  41. 41. Notes & References for Data Citation Principles Notes [1] CODATA 2013: sec 3.2.1; Uhlir (ed.) 2012, ch 14; Altman & King 2007 [2] CODATA 2013, Sec 3.2; 7.2.3; Uhlir (ed.) 2012,ch. 14 [3] CODATA 2013, Sec 3.1; 7.2.3; Uhlir (ed.) 2012, ch. 14 [4] Altman-King 2007; CODATA 2013, Sec 3.2.3, Ch. 5; Ball & Duke 2012 [5] CODATA 2013, Sec 3.2.4, 3.2.5, 3.2.8 [6] Altman-King 2007; Ball & Duke 2012; CODATA 2013, Sec 3.2.2 [7] Altman-King 2007; CODATA 2013, Sec 3.2.7, 3.2.8 [8] CODATA 2013, Sec 3.2.10 References • M. Altman & G. King, 2007. A Proposed Standard for the Scholarly Citation of Quantitative Data, D-Lib • Ball, A., Duke, M. (2012). ‘Data Citation and Linking’. DCC Briefing Papers. Edinburgh: Digital Curation Centre. • CODATA-ICSTI Task Group on Data Citation, 2013; Out of Cite, Out of Mind: The Current State of Practice, Policy, and Technology for the Citation of Data. Data Science Journal • P. Uhlir (ed.),2011. For Attribution -- Developing Data Attribution and Citation Practices and Standards.

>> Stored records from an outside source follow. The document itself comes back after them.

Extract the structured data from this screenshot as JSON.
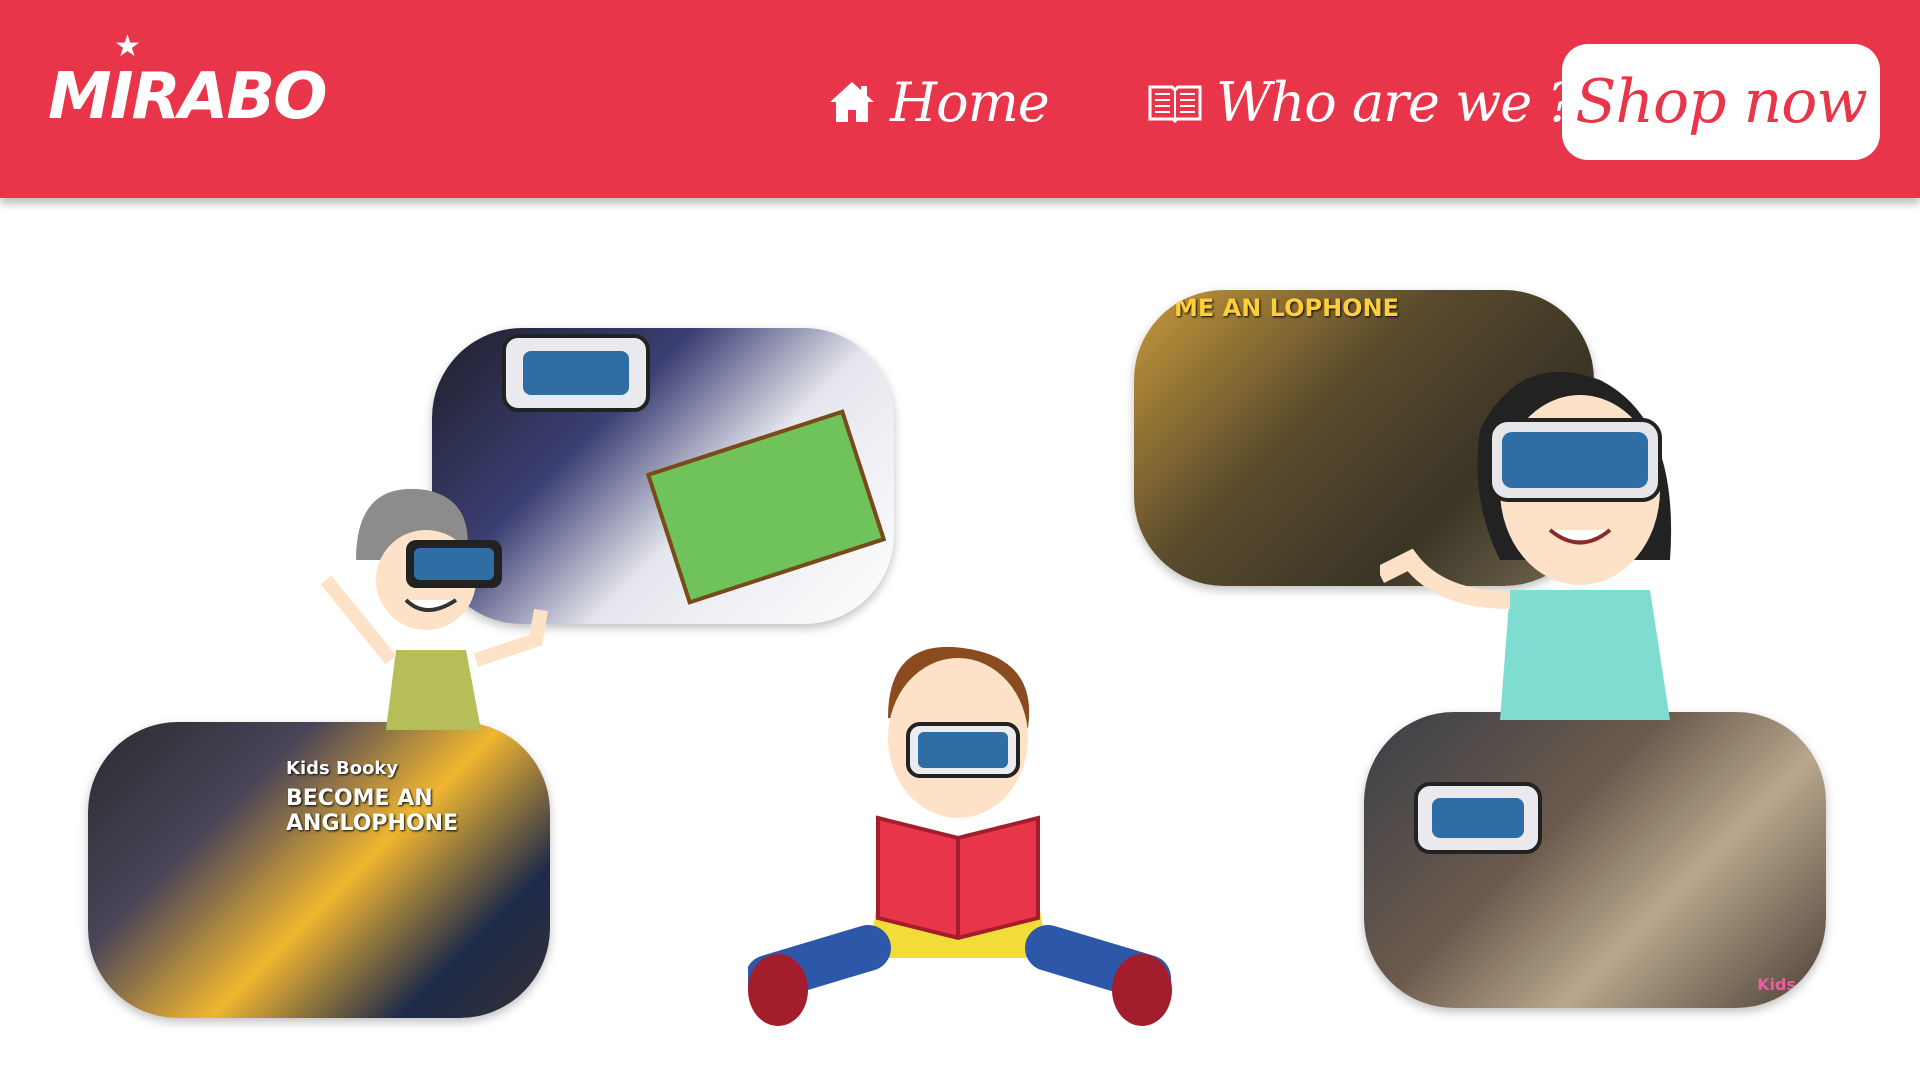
{
  "brand": {
    "logo_text": "MIRABO"
  },
  "nav": {
    "home": {
      "label": "Home",
      "icon": "home-icon"
    },
    "who": {
      "label": "Who are we ?",
      "icon": "book-icon"
    },
    "shop": {
      "label": "Shop now"
    }
  },
  "photos": {
    "bottom_left": {
      "poster_line1": "Kids Booky",
      "poster_line2": "BECOME AN ANGLOPHONE"
    },
    "top_right": {
      "poster_text": "ME AN LOPHONE"
    },
    "bottom_right": {
      "watermark": "Kids"
    }
  },
  "colors": {
    "primary": "#e8354a",
    "white": "#ffffff"
  }
}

National Academies of Sciences
  1. A particular slide catching your eye?

    Clipping is a handy way to collect important slides you want to go back to later.

×